» **Data records for software interfaces**
=== Begin Enclosure ===

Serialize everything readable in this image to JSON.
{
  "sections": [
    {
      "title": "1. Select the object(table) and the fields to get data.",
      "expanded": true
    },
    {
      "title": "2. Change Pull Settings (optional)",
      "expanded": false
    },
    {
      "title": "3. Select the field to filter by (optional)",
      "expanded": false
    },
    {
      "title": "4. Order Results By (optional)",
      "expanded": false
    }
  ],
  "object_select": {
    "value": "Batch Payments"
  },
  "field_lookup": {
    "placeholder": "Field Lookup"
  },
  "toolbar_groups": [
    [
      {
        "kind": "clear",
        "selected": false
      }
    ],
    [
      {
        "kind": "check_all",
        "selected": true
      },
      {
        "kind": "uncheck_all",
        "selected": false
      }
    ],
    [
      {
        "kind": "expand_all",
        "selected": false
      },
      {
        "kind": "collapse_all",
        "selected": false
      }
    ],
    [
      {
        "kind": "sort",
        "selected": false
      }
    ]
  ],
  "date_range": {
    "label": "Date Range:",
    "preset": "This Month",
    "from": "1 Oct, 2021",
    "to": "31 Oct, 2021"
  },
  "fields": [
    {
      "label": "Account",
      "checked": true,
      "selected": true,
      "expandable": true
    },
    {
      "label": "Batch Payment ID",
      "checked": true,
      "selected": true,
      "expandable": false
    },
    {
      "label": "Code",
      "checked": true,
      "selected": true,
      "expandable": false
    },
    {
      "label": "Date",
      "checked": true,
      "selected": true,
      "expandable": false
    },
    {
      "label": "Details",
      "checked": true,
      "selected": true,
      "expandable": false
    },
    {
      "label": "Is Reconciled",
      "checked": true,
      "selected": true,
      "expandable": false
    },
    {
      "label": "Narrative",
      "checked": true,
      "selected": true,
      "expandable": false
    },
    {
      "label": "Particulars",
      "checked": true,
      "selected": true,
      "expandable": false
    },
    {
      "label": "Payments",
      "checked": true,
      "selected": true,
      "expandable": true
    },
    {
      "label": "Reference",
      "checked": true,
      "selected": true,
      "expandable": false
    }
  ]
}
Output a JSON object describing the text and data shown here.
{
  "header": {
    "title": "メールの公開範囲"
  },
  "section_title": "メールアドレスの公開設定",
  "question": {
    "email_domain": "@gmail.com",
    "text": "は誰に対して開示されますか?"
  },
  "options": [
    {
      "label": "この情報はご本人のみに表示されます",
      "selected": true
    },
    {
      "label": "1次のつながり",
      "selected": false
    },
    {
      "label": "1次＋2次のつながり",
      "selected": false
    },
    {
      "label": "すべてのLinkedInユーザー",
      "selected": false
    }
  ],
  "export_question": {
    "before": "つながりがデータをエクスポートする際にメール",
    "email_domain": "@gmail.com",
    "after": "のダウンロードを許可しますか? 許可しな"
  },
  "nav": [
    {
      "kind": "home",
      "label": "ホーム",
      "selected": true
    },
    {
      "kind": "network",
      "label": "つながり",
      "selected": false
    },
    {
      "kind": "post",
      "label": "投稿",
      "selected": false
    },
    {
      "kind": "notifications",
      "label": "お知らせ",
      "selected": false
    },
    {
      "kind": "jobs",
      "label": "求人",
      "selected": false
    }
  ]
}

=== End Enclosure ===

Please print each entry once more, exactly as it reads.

» **Result below**
Serialize everything readable in this image to JSON.
{
  "sections": [
    {
      "title": "1. Select the object(table) and the fields to get data.",
      "expanded": true
    },
    {
      "title": "2. Change Pull Settings (optional)",
      "expanded": false
    },
    {
      "title": "3. Select the field to filter by (optional)",
      "expanded": false
    },
    {
      "title": "4. Order Results By (optional)",
      "expanded": false
    }
  ],
  "object_select": {
    "value": "Batch Payments"
  },
  "field_lookup": {
    "placeholder": "Field Lookup"
  },
  "toolbar_groups": [
    [
      {
        "kind": "clear",
        "selected": false
      }
    ],
    [
      {
        "kind": "check_all",
        "selected": true
      },
      {
        "kind": "uncheck_all",
        "selected": false
      }
    ],
    [
      {
        "kind": "expand_all",
        "selected": false
      },
      {
        "kind": "collapse_all",
        "selected": false
      }
    ],
    [
      {
        "kind": "sort",
        "selected": false
      }
    ]
  ],
  "date_range": {
    "label": "Date Range:",
    "preset": "This Month",
    "from": "1 Oct, 2021",
    "to": "31 Oct, 2021"
  },
  "fields": [
    {
      "label": "Account",
      "checked": true,
      "selected": true,
      "expandable": true
    },
    {
      "label": "Batch Payment ID",
      "checked": true,
      "selected": true,
      "expandable": false
    },
    {
      "label": "Code",
      "checked": true,
      "selected": true,
      "expandable": false
    },
    {
      "label": "Date",
      "checked": true,
      "selected": true,
      "expandable": false
    },
    {
      "label": "Details",
      "checked": true,
      "selected": true,
      "expandable": false
    },
    {
      "label": "Is Reconciled",
      "checked": true,
      "selected": true,
      "expandable": false
    },
    {
      "label": "Narrative",
      "checked": true,
      "selected": true,
      "expandable": false
    },
    {
      "label": "Particulars",
      "checked": true,
      "selected": true,
      "expandable": false
    },
    {
      "label": "Payments",
      "checked": true,
      "selected": true,
      "expandable": true
    },
    {
      "label": "Reference",
      "checked": true,
      "selected": true,
      "expandable": false
    }
  ]
}
Output a JSON object describing the text and data shown here.
{
  "header": {
    "title": "メールの公開範囲"
  },
  "section_title": "メールアドレスの公開設定",
  "question": {
    "email_domain": "@gmail.com",
    "text": "は誰に対して開示されますか?"
  },
  "options": [
    {
      "label": "この情報はご本人のみに表示されます",
      "selected": true
    },
    {
      "label": "1次のつながり",
      "selected": false
    },
    {
      "label": "1次＋2次のつながり",
      "selected": false
    },
    {
      "label": "すべてのLinkedInユーザー",
      "selected": false
    }
  ],
  "export_question": {
    "before": "つながりがデータをエクスポートする際にメール",
    "email_domain": "@gmail.com",
    "after": "のダウンロードを許可しますか? 許可しな"
  },
  "nav": [
    {
      "kind": "home",
      "label": "ホーム",
      "selected": true
    },
    {
      "kind": "network",
      "label": "つながり",
      "selected": false
    },
    {
      "kind": "post",
      "label": "投稿",
      "selected": false
    },
    {
      "kind": "notifications",
      "label": "お知らせ",
      "selected": false
    },
    {
      "kind": "jobs",
      "label": "求人",
      "selected": false
    }
  ]
}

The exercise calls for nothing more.